**EXERCISE DATA**
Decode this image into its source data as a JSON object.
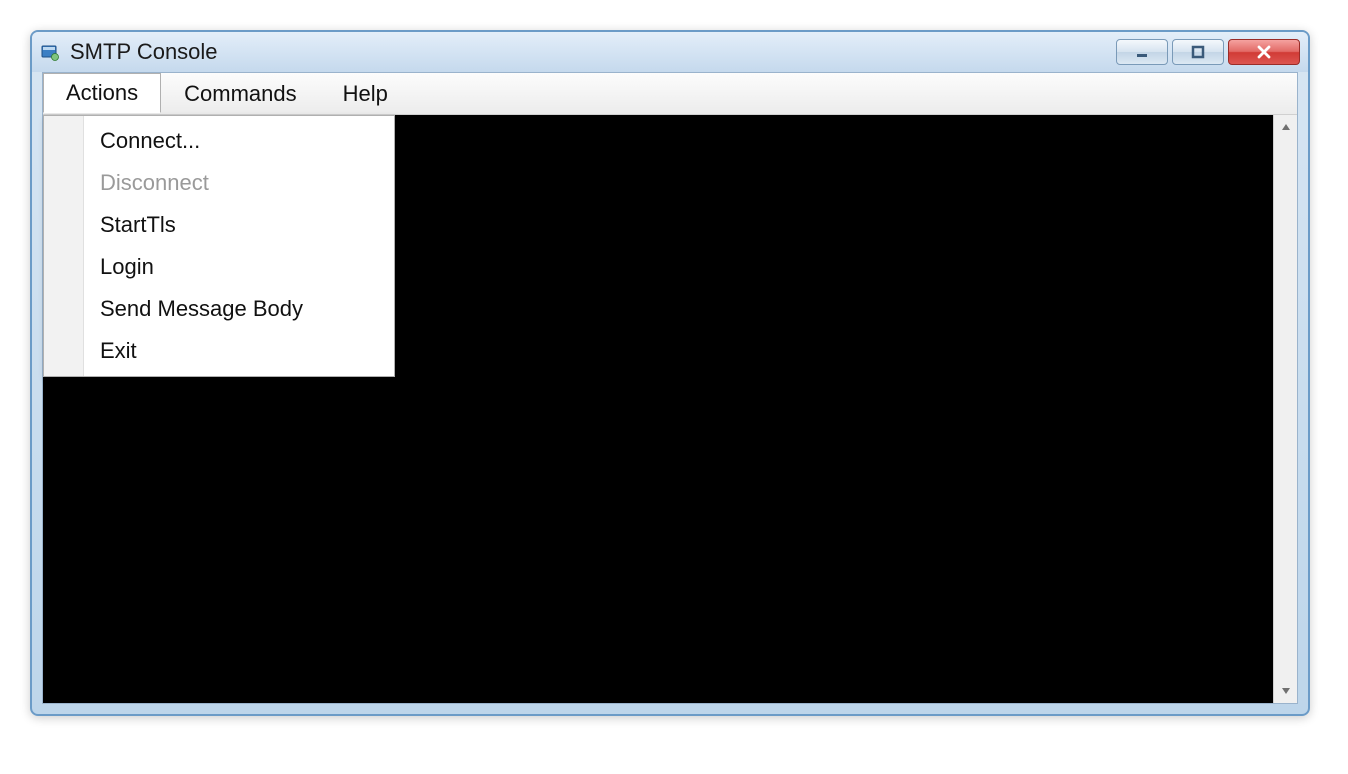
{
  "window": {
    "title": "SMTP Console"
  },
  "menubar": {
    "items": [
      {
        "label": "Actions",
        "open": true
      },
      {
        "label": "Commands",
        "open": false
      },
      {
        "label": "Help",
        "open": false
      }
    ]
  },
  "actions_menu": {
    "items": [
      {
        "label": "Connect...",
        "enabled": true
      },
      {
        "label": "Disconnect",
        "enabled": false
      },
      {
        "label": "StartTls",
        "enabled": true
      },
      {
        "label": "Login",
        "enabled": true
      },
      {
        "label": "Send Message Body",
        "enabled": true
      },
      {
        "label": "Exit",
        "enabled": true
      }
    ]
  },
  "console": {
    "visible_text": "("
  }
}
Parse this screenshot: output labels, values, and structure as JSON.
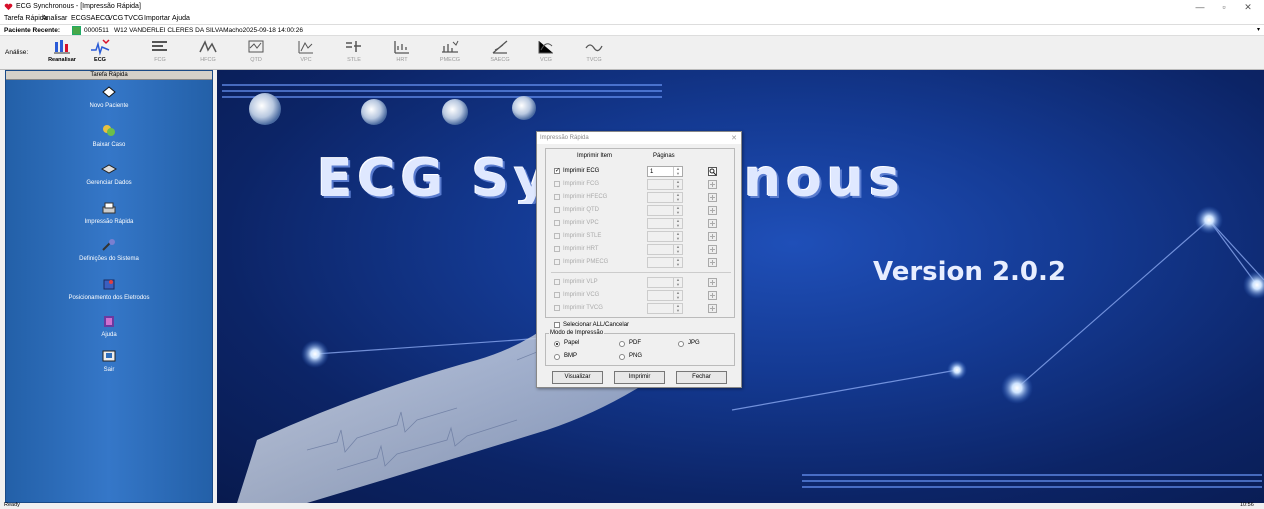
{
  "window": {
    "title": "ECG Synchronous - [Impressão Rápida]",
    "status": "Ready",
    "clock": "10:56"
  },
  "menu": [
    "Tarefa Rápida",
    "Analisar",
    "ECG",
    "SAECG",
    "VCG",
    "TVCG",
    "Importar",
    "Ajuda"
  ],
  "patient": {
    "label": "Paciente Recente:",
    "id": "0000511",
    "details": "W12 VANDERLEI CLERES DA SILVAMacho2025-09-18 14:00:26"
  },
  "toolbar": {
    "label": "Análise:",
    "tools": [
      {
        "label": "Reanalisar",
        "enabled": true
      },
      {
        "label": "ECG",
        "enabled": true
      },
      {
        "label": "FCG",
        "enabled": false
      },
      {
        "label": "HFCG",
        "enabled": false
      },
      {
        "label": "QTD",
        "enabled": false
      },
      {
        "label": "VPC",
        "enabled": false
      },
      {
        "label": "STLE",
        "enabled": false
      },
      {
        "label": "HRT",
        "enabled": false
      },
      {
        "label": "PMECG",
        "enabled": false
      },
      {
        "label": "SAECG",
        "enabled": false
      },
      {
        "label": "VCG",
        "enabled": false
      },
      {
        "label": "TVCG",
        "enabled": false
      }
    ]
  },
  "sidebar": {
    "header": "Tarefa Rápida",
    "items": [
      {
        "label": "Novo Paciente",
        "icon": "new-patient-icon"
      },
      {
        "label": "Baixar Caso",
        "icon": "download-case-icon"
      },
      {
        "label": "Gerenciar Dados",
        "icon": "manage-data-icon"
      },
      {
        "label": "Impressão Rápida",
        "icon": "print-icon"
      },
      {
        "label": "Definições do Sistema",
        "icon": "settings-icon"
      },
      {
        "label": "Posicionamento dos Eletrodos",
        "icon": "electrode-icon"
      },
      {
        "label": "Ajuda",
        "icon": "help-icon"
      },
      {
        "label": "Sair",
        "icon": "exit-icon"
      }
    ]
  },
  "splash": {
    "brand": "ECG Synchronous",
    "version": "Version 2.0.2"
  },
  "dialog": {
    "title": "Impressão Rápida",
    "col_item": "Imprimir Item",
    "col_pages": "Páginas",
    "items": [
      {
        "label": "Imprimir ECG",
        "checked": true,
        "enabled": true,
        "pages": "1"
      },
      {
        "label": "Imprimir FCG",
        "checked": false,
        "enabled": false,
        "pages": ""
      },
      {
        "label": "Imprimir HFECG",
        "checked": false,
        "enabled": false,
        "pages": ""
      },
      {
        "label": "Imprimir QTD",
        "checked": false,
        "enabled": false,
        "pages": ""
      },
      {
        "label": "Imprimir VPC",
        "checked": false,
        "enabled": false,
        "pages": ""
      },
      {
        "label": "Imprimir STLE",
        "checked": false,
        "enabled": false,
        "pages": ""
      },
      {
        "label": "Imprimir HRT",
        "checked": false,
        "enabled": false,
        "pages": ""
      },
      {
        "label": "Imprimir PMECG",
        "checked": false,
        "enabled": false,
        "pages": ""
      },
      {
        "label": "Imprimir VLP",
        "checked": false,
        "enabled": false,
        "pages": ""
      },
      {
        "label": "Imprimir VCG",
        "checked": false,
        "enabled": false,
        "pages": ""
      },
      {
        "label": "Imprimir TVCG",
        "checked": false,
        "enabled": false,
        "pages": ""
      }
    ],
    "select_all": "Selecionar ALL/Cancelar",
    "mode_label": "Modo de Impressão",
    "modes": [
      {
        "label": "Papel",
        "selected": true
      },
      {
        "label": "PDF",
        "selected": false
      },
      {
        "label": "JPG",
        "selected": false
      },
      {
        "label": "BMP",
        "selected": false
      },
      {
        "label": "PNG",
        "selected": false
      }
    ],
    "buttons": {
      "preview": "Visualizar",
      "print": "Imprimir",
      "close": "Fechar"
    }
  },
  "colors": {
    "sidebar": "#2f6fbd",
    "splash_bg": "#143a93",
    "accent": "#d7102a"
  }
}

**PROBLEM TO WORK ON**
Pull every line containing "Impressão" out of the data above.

**YOUR SOLUTION**
    "title": "ECG Synchronous - [Impressão Rápida]",
        "label": "Impressão Rápida",
    "title": "Impressão Rápida",
    "mode_label": "Modo de Impressão",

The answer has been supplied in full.